» **AIM OF THE TASK**: Scan the records below, and wherever a line has the word "this", pull it out.

(App and web page records)
----

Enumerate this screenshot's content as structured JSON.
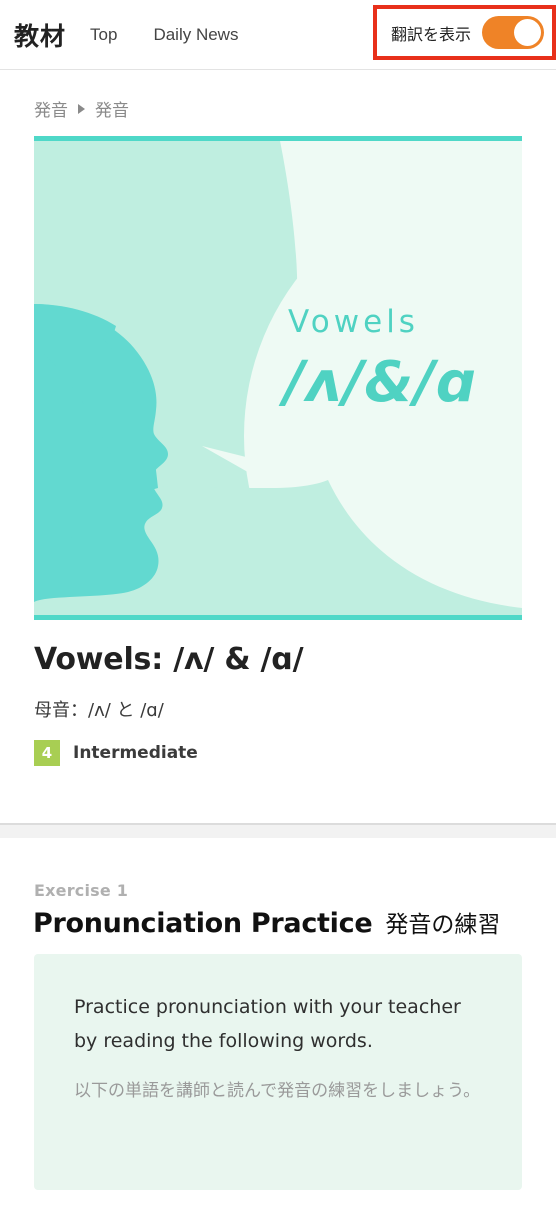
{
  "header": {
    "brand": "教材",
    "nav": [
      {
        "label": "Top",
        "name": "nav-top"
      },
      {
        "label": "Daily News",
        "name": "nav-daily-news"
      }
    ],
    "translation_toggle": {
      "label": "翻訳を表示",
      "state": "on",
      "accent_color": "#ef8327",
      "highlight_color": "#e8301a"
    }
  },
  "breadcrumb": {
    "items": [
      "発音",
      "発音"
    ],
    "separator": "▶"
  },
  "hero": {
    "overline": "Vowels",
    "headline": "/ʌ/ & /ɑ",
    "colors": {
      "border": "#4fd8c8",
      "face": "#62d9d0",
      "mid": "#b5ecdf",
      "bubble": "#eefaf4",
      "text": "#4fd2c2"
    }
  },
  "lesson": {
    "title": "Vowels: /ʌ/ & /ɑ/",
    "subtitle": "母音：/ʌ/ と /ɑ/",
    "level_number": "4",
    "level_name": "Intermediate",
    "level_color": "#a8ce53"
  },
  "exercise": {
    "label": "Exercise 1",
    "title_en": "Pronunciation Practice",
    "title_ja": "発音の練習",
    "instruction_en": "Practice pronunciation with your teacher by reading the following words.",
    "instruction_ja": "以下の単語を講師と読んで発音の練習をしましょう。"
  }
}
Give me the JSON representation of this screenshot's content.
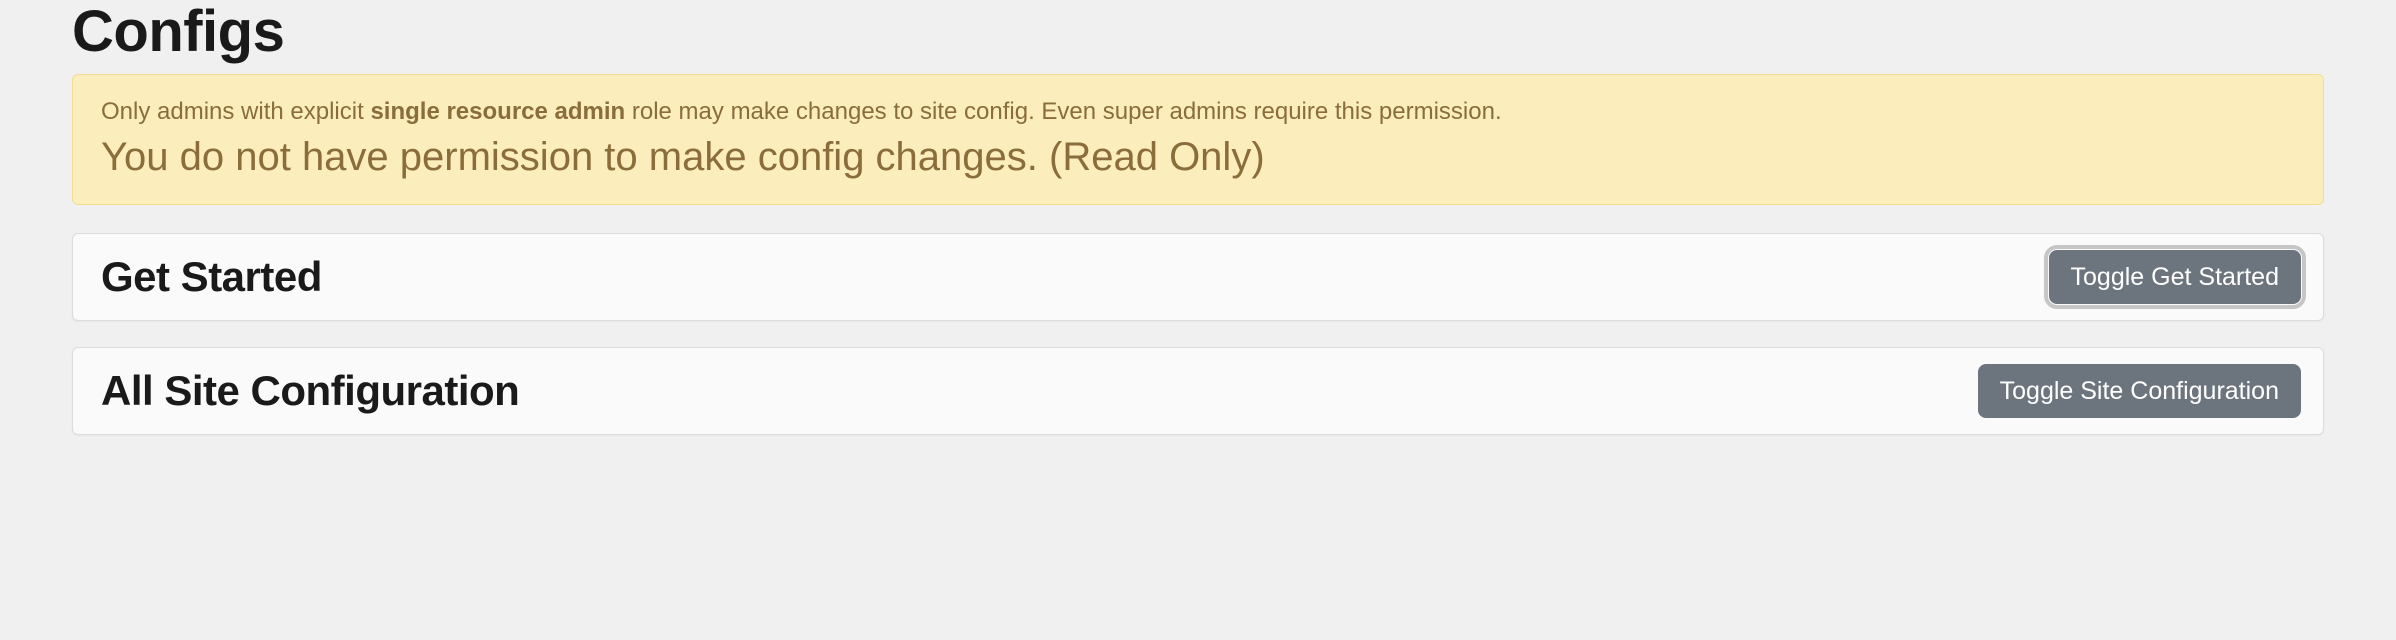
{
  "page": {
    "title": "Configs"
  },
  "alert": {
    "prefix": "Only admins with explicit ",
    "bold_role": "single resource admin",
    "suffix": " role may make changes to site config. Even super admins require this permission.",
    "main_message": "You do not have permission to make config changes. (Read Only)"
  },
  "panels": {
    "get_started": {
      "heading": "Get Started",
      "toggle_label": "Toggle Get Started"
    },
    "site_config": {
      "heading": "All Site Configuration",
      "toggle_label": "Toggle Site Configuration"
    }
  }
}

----

» **SOLUTION**:
Enumerate this screenshot's content as structured JSON.
Give me the JSON representation of this screenshot's content.
    "suffix": " role may make changes to site config. Even super admins require this permission.",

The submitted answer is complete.